TK: My love for Bengal, its language, and its culture grew in me through my students. They have been my teachers. I am fascinated by Durga Puja due to its grandeur and the craftsmanship of the idol makers and the pandal decorators. The lights and illuminations are something to mention too. The City of Joy, with passionate art lovers and intellect, attracts creative souls to expand the horizon of culture to the next level remarkably. 

P&P: Your production around Rabindranath Tagore is always captivating. It is remarkable to see the use of Tagore’s work in Bharatanatyam. What prompted you to work on Tagore and Bharatanatyam? Also, what is your favorite Nrityanatya in Tagore’s literature?

TK: My first introduction to Tagore’s dance dramas was through “Chandalika.” Later (through) “Chitrangada” choreography, I also had a unique experience. From then on, it was a fantastic journey to choreograph other Tagore dance dramas like “Mayar Khela,” “Shapmochon,” and several other productions like “Rituranga,” “Paschime Rabi,” “Ebong Raktakarabi,” “Abhisar,” “Dakhina Pabane,” “Shuncho Bhanusingho” etc. My personal favorite is “Chitrangada,” in which I choreographed the three main characters “Kurupa in Bharatanatyam,” “Surupa – in Mohiniyattam,” and “Arjuna in Kathakali” dance styles- an amalgamation of three major classical dance styles together on the same story. 

P&P: What is the most memorable of your global tours?

TK: Japan will always be on my priority list because it was my first tour abroad and being introduced to the world culture. The U.K. tour is also notable because, after this tour, I was approached by Mrs. Basanti Chatterjee of Mrittika Arts Centre, U.K., to start centers of Bharatanatyam in the U.K., in collaboration with Kalamandalam Calcutta. The U.S. tours for NABC ( North American Bengali conference), be it east coast or west coast, (were) always special for our growth and networking. 

P&P: Every artist has a masterpiece that revolutionizes lives and society. Which is yours?

TK: I was once asked by Swami Chinmayananda to compose “Dasavataram” in Bharatanatyam. I presented it in front of Swamiji and got his blessings. After that, I lost count of my presentations on “Dasavataram.” For me, it is the best choreography I have done to date.

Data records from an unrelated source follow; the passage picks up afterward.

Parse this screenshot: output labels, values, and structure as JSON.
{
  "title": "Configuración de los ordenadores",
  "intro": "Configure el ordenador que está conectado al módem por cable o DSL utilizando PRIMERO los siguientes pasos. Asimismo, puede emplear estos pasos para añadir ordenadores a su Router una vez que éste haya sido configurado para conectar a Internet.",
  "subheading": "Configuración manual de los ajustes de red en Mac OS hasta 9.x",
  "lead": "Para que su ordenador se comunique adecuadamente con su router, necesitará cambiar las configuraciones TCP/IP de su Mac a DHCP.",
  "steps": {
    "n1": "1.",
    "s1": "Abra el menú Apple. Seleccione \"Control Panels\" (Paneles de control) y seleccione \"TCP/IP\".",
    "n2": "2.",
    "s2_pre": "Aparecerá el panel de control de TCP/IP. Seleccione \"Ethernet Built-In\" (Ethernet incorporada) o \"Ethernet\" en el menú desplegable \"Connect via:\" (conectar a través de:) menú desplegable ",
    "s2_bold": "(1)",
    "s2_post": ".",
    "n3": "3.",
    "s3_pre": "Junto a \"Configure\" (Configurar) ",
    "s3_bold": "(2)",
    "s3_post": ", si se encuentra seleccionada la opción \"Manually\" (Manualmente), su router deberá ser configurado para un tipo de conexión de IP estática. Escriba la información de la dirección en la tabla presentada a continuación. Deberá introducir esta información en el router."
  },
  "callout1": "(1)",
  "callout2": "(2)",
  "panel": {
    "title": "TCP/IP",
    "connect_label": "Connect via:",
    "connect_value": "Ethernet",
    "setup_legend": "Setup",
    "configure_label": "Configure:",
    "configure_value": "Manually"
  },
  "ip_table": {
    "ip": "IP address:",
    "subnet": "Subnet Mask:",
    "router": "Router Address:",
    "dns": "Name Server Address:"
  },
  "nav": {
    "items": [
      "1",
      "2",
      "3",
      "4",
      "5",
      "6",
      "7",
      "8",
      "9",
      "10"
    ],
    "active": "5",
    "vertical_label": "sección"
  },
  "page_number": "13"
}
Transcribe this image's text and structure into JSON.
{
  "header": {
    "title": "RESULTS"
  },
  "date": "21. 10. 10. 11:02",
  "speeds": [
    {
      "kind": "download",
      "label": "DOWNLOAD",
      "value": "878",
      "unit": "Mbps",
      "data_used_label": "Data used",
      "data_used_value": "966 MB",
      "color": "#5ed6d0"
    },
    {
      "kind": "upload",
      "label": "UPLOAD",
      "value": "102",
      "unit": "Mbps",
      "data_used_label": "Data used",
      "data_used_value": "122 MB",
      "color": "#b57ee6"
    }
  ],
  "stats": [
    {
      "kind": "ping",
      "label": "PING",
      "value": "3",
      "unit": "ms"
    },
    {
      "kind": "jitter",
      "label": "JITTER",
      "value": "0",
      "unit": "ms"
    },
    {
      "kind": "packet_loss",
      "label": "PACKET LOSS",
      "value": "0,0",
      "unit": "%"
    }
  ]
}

P&P: Your abhinaya and expressions are legendary. Can you share some tips with the upcoming generation interested in pursuing a career in Classical dance?

TK: To pursue a career in Bharatanatyam, other than the regular practice, one has to have a good knowledge of our epics, puranas, mythology, music, talas, nature, and an understanding of our past, present, and future. Also, feel the words and tunes from within to express naturally.

Piyali Biswas De is a versatile Indian dancer, instructor, and choreographer in the Greater Seattle region. When she is not dancing, Piyali works as an IT professional and spends time with two beautiful...